Segment Start: Records provided
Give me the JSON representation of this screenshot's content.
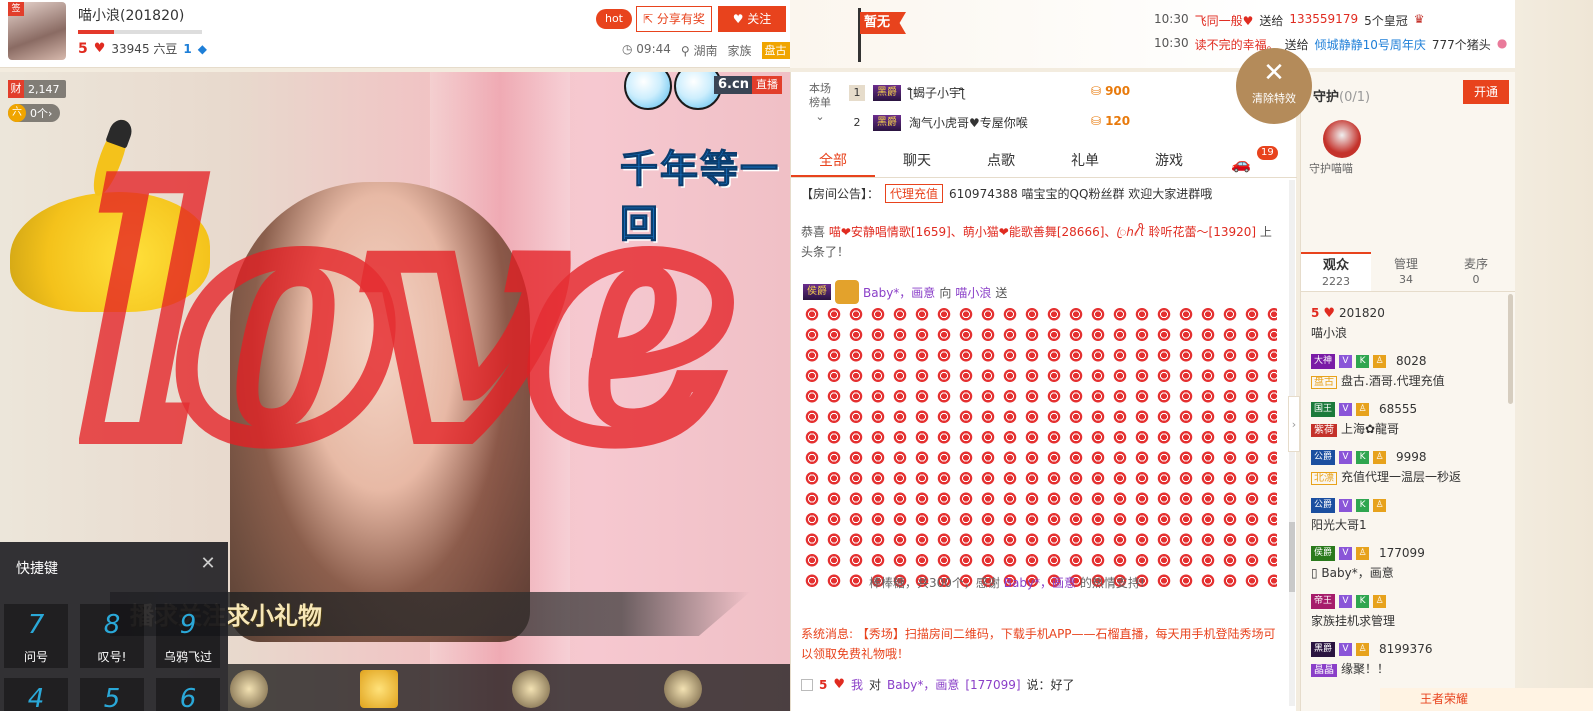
{
  "header": {
    "host_name": "喵小浪(201820)",
    "host_level": "5",
    "beans": "33945 六豆",
    "diamond_level": "1",
    "hot_label": "hot",
    "share_label": "分享有奖",
    "follow_label": "关注",
    "time": "09:44",
    "location": "湖南",
    "family_label": "家族",
    "family_name": "盘古"
  },
  "video": {
    "rich_count": "2,147",
    "rich_icon_label": "财",
    "beans_count": "0个",
    "beans_icon_label": "六",
    "site_suffix": "6.cn",
    "live_label": "直播",
    "song_title": "千年等一回",
    "marquee_text": "播求关注求小礼物",
    "overlay_word": "love",
    "progress": 0.29
  },
  "shortcut": {
    "title": "快捷键",
    "keys": [
      {
        "num": "7",
        "label": "问号"
      },
      {
        "num": "8",
        "label": "叹号!"
      },
      {
        "num": "9",
        "label": "乌鸦飞过"
      }
    ],
    "row2": [
      "4",
      "5",
      "6"
    ]
  },
  "top_notice": {
    "flag_label": "暂无",
    "items": [
      {
        "time": "10:30",
        "user": "飞同一般♥",
        "action": "送给",
        "target": "133559179",
        "gift": "5个皇冠"
      },
      {
        "time": "10:30",
        "user": "读不完的幸福。",
        "action": "送给",
        "target": "倾城静静10号周年庆",
        "gift": "777个猪头"
      }
    ]
  },
  "rank": {
    "label_line1": "本场",
    "label_line2": "榜单",
    "rows": [
      {
        "no": "1",
        "medal": "黑爵",
        "name": "ƪ蝎子小宇ƪ",
        "coins": "900"
      },
      {
        "no": "2",
        "medal": "黑爵",
        "name": "淘气小虎哥♥专屋你喉",
        "coins": "120"
      }
    ]
  },
  "close_effect_label": "清除特效",
  "chat": {
    "tabs": [
      "全部",
      "聊天",
      "点歌",
      "礼单",
      "游戏"
    ],
    "car_badge": "19",
    "announce_prefix": "【房间公告】：",
    "announce_tag": "代理充值",
    "announce_text": "610974388 喵宝宝的QQ粉丝群 欢迎大家进群哦",
    "congrats_prefix": "恭喜",
    "congrats_names": "喵❤安静唱情歌[1659]、萌小猫❤能歌善舞[28666]、ꦿℎ𝓁ꪻ 聆听花蕾～[13920]",
    "congrats_suffix": "上头条了！",
    "gift_sender": "Baby*，画意",
    "gift_to": "向",
    "gift_receiver": "喵小浪",
    "gift_send": "送",
    "candy_note_prefix": "棒棒糖，共300个，感谢",
    "candy_note_user": "Baby*，画意",
    "candy_note_suffix": "的热情支持!",
    "system_msg": "系统消息: 【秀场】扫描房间二维码，下载手机APP——石榴直播，每天用手机登陆秀场可以领取免费礼物哦！",
    "last_level": "5",
    "last_me": "我",
    "last_to": "对",
    "last_user": "Baby*，画意",
    "last_id": "[177099]",
    "last_said": "说：好了"
  },
  "guard": {
    "title": "守护",
    "count": "(0/1)",
    "open_label": "开通",
    "guard_label": "守护喵喵"
  },
  "audience": {
    "tabs": [
      {
        "label": "观众",
        "count": "2223"
      },
      {
        "label": "管理",
        "count": "34"
      },
      {
        "label": "麦序",
        "count": "0"
      }
    ],
    "items": [
      {
        "level": "5",
        "medal": "",
        "id": "201820",
        "fam": "",
        "name": "喵小浪"
      },
      {
        "level": "",
        "medal": "大神",
        "id": "8028",
        "fam": "盘古",
        "name": "盘古.酒哥.代理充值"
      },
      {
        "level": "",
        "medal": "国王",
        "id": "68555",
        "fam": "紫荷",
        "name": "上海✿龍哥"
      },
      {
        "level": "",
        "medal": "公爵",
        "id": "9998",
        "fam": "北漂",
        "name": "充值代理一温层一秒返"
      },
      {
        "level": "",
        "medal": "公爵",
        "id": "",
        "fam": "",
        "name": "阳光大哥1"
      },
      {
        "level": "",
        "medal": "侯爵",
        "id": "177099",
        "fam": "",
        "name": "Baby*，画意"
      },
      {
        "level": "",
        "medal": "帝王",
        "id": "",
        "fam": "",
        "name": "家族挂机求管理"
      },
      {
        "level": "",
        "medal": "黑爵",
        "id": "8199376",
        "fam": "晶晶",
        "name": "缘聚！！"
      }
    ]
  },
  "bottom_promo": "王者荣耀"
}
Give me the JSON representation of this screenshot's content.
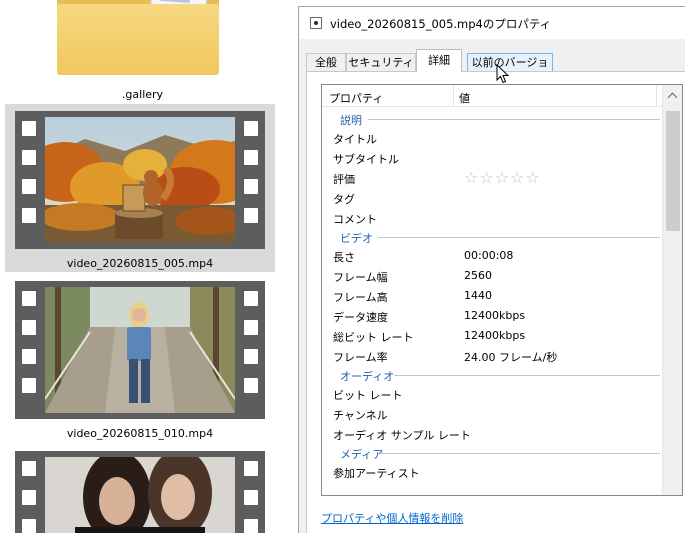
{
  "explorer": {
    "folder_label": ".gallery",
    "files": [
      {
        "name": "video_20260815_005.mp4",
        "selected": true,
        "thumbnail": "autumn-forest-squirrel"
      },
      {
        "name": "video_20260815_010.mp4",
        "selected": false,
        "thumbnail": "woman-on-bridge"
      },
      {
        "name": "",
        "selected": false,
        "thumbnail": "two-women-portrait"
      }
    ]
  },
  "dialog": {
    "title": "video_20260815_005.mp4のプロパティ",
    "tabs": [
      {
        "label": "全般",
        "active": false
      },
      {
        "label": "セキュリティ",
        "active": false
      },
      {
        "label": "詳細",
        "active": true
      },
      {
        "label": "以前のバージョン",
        "active": false,
        "hover": true
      }
    ],
    "columns": {
      "property": "プロパティ",
      "value": "値"
    },
    "sections": {
      "description": {
        "header": "説明",
        "rows": [
          {
            "label": "タイトル",
            "value": ""
          },
          {
            "label": "サブタイトル",
            "value": ""
          },
          {
            "label": "評価",
            "value": "☆☆☆☆☆"
          },
          {
            "label": "タグ",
            "value": ""
          },
          {
            "label": "コメント",
            "value": ""
          }
        ]
      },
      "video": {
        "header": "ビデオ",
        "rows": [
          {
            "label": "長さ",
            "value": "00:00:08"
          },
          {
            "label": "フレーム幅",
            "value": "2560"
          },
          {
            "label": "フレーム高",
            "value": "1440"
          },
          {
            "label": "データ速度",
            "value": "12400kbps"
          },
          {
            "label": "総ビット レート",
            "value": "12400kbps"
          },
          {
            "label": "フレーム率",
            "value": "24.00 フレーム/秒"
          }
        ]
      },
      "audio": {
        "header": "オーディオ",
        "rows": [
          {
            "label": "ビット レート",
            "value": ""
          },
          {
            "label": "チャンネル",
            "value": ""
          },
          {
            "label": "オーディオ サンプル レート",
            "value": ""
          }
        ]
      },
      "media": {
        "header": "メディア",
        "rows": [
          {
            "label": "参加アーティスト",
            "value": ""
          }
        ]
      }
    },
    "remove_link": "プロパティや個人情報を削除"
  },
  "colors": {
    "section_header": "#1f5fb3",
    "link": "#0066cc",
    "selection": "#d9d9d9",
    "film_strip": "#5d5d5d"
  }
}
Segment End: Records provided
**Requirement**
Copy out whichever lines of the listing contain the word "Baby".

**Exercise result**
    "gift_sender": "Baby*，画意",
    "candy_note_user": "Baby*，画意",
    "last_user": "Baby*，画意",
        "name": "Baby*，画意"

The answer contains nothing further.